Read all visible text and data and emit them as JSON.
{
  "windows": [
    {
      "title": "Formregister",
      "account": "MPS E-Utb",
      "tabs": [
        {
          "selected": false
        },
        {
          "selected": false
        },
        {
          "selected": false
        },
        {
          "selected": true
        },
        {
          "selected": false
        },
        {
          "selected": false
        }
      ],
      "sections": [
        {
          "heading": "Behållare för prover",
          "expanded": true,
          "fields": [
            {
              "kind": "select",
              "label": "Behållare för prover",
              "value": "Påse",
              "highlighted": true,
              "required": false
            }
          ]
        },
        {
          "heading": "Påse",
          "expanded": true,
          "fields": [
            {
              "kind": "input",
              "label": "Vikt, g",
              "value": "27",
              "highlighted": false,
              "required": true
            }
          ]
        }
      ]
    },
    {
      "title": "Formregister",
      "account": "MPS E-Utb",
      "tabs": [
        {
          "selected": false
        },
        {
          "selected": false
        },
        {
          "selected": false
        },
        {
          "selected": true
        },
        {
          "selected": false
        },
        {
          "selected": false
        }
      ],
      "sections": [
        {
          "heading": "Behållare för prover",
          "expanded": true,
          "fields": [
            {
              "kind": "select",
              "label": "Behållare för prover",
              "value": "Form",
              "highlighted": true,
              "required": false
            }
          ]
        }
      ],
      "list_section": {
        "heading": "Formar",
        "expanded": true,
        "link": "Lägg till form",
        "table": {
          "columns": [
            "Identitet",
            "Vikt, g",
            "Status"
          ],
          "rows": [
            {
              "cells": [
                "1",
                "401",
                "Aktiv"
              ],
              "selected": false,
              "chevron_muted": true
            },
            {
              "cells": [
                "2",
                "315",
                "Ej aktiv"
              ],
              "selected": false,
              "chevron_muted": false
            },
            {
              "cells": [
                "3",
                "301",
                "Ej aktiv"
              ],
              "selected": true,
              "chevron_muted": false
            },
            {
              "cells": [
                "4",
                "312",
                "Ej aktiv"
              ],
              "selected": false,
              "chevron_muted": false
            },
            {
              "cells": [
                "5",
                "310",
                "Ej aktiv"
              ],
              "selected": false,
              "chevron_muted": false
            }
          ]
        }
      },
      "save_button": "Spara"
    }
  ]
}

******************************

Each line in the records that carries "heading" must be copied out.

          "heading": "Behållare för prover",
          "heading": "Påse",
          "heading": "Behållare för prover",
        "heading": "Formar",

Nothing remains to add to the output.